Over the Christmas and New Year break, Defence Infrastructure Organisation (DIO) staff from the Cinque Ports Training Area (CPTA) in Kent battled the high tides and gale-force winds that threatened the sea defences at both Lydd and Hythe ranges.
DIO surveyors alerted the Environment Agency to flooding danger posed by a breach in sea defences at Hythe. This allowed the agency to repair the damage and head off the flood threat to local residents and the Grand Redoubt at Dymchurch.
Tom Dauben from the Environment Agency said:
Working around the clock with DIO and our contractors enabled us to stabilise the breach and repair the damage. The quick response of all parties ensured that the breach did not deteriorate further and cause flooding to properties or infrastructure.
The work has now been completed, leaving the Grand Redoubt safe once more.

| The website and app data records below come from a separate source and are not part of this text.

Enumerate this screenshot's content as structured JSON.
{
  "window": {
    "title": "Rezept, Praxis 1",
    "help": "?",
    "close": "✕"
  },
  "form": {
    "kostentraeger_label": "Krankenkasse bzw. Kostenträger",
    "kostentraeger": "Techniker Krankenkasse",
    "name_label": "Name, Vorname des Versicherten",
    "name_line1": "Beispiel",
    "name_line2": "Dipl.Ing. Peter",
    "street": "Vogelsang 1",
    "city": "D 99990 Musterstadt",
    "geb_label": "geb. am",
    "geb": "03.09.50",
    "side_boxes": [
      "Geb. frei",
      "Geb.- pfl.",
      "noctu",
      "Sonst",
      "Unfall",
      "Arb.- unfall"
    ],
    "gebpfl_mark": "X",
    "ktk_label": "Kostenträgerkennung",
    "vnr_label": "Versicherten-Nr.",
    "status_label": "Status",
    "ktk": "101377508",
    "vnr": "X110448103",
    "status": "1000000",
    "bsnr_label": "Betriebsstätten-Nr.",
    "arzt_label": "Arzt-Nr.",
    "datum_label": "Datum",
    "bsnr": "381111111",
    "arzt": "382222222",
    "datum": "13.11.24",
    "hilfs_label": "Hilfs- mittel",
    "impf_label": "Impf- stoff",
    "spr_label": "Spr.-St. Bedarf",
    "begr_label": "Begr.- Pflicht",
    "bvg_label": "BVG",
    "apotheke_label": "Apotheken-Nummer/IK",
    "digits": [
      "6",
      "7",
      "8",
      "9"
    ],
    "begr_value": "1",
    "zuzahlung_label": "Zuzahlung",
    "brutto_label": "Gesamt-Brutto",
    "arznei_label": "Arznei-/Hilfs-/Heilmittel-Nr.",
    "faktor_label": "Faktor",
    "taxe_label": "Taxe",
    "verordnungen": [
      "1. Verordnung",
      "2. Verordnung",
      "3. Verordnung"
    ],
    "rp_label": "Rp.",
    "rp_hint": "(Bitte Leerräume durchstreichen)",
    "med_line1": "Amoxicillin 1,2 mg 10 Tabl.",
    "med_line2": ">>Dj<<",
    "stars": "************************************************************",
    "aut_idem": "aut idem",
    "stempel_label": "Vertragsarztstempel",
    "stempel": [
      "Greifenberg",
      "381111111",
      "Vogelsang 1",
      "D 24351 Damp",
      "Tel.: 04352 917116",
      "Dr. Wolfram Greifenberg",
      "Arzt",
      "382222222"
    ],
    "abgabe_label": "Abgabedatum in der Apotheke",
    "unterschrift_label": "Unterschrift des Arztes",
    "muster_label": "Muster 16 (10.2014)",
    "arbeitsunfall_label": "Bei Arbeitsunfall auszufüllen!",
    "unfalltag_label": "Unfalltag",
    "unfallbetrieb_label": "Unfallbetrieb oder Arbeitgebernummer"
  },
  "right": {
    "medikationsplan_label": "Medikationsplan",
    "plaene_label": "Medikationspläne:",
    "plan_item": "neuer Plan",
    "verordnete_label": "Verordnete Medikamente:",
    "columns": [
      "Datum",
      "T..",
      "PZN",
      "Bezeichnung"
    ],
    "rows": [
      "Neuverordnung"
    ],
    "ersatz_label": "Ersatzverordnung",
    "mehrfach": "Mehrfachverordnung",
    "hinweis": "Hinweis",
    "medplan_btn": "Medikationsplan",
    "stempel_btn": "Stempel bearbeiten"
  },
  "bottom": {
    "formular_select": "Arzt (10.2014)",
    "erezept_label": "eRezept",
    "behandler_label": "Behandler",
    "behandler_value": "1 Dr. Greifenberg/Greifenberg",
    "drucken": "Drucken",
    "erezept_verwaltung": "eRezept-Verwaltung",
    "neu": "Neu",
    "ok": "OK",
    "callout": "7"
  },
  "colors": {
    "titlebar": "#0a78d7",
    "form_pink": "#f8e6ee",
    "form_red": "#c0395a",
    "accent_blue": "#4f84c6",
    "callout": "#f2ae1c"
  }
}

A scheduled monument, the fortification was built during the Napoleonic War as part of a large defensive scheme to protect the country from an expected French invasion.
The structure remains the property of the Ministry of Defence (MOD) and is used as a training facility.
Richard Goslett, DIO’s rural estate surveyor at CPTA, said:
When the storms began at Christmas we monitored the situation closely and alerted the Environment Agency, who carried out emergency repair works on the sea defences at the redoubt.
The completion of the repairs has taken longer than expected because the horrendous weather conditions meant that the contractors were only able to work at low tide. They also had to use quick-drying concrete to fill in the holes in the sea defences before the next high tide.
At Hythe Ranges, the heavy seas were so severe that they badly eroded the sea defences in front of the Grand Redoubt. A small hole in the protective sea wall before Christmas quickly grew to the size of a volleyball court by the New Year, threatening to flood the ranges and low-lying parts of Dymchurch and Hythe.
Mackley Construction, on behalf of the Environment Agency, began work to repair the sea defences in the middle of January. The work was expected to last 2 weeks, but the continuing bad weather and high tides meant that the work was delayed. Work on the scheme was completed on 14 February 2014.
Talking about the project, Lieutenant Colonel Dickie Bishop, Commander DIO Sustainable Development Training South East, said:
Completing this work has enabled the DIO to protect a historic coastal monument and ensure that local residents and their properties, along with our military ranges and training facilities, are protected from flooding in the future.